One official even suggested a so-called compromise of “covering the word God, so that it cannot be seen…”
Once again, because we were First in the Fight ®, Jerry was allowed to keep displaying “God” on his company’s signs.
As many Americans celebrated Christmas a couple of days ago, I’m happy to report that this year First Liberty won a decisive victory for residents of a government-operated senior living center in Michigan who were prevented from reading “A Charlie Brown Christmas.”
First Liberty sent a letter to administrators at the facility reminding them of the law and asking for an apology. Within days, officials with the facility met with and apologized to First Liberty’s clients.
Beyond this case, we are currently fighting to lift a ban on a public Nativity Scene in Rehoboth Beach, Delaware, as well as fighting for two Idaho homeowners, Jeremy and Kristy Morris, who were prevented from setting up a Christmas lights display in their own home.
Although religious discrimination often pervades workplaces, schools, and even the places we call home, First Liberty’s victories in 2019 built a sound foundation to defend religion’s rightful role in civil society.

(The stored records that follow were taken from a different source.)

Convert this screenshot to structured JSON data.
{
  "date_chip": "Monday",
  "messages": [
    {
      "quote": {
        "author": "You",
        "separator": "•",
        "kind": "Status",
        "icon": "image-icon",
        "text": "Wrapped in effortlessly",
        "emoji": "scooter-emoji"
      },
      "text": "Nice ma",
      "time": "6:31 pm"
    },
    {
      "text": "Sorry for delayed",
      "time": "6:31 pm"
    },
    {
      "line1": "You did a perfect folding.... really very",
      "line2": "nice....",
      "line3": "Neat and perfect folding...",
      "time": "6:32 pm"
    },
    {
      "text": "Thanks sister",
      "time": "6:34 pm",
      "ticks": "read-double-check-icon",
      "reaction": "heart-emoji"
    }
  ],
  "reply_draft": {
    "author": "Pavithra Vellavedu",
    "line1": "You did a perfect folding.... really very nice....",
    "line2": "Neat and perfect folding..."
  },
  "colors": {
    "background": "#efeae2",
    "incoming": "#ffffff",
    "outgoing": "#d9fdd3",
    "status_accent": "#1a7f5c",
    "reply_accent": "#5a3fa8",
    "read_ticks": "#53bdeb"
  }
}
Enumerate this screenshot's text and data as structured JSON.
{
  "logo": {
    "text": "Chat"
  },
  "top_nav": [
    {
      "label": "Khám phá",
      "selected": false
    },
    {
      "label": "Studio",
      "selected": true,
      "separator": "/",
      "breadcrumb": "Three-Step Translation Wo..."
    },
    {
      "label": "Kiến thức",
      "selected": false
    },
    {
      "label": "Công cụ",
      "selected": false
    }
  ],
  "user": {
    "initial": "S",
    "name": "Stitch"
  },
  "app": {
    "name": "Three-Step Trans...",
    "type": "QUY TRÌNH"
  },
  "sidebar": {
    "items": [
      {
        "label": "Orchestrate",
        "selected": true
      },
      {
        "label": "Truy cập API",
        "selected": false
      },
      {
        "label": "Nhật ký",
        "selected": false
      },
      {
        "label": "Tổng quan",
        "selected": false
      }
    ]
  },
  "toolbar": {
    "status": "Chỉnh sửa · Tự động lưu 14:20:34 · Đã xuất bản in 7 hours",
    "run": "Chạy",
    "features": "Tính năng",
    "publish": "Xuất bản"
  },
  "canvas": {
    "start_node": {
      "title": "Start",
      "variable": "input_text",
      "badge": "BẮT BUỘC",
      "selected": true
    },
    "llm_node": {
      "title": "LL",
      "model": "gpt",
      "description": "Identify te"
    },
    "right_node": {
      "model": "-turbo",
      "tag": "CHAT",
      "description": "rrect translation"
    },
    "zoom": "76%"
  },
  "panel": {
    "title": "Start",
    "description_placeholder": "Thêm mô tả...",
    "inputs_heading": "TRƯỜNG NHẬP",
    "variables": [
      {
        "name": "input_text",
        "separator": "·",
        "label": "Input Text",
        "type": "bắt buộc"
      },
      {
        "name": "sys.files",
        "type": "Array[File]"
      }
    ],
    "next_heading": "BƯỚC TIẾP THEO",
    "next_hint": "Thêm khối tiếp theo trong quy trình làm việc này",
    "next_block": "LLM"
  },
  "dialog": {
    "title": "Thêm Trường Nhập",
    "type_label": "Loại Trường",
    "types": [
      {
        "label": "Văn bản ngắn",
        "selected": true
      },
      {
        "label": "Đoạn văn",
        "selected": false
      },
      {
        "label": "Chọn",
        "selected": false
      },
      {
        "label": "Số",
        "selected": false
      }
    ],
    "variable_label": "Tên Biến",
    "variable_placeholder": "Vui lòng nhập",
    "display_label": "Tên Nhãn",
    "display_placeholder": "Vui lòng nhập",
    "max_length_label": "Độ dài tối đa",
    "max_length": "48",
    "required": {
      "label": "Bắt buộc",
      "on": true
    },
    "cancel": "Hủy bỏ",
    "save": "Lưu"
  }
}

In so many ways, 2019 was First Liberty’s Biggest 30th…but, like this new decade that’s about to begin, we’re just getting started in making even more record-breaking history together. We look forward to the New Year with renewed hope to protect religious liberty in every aspect of American life, whether private or public.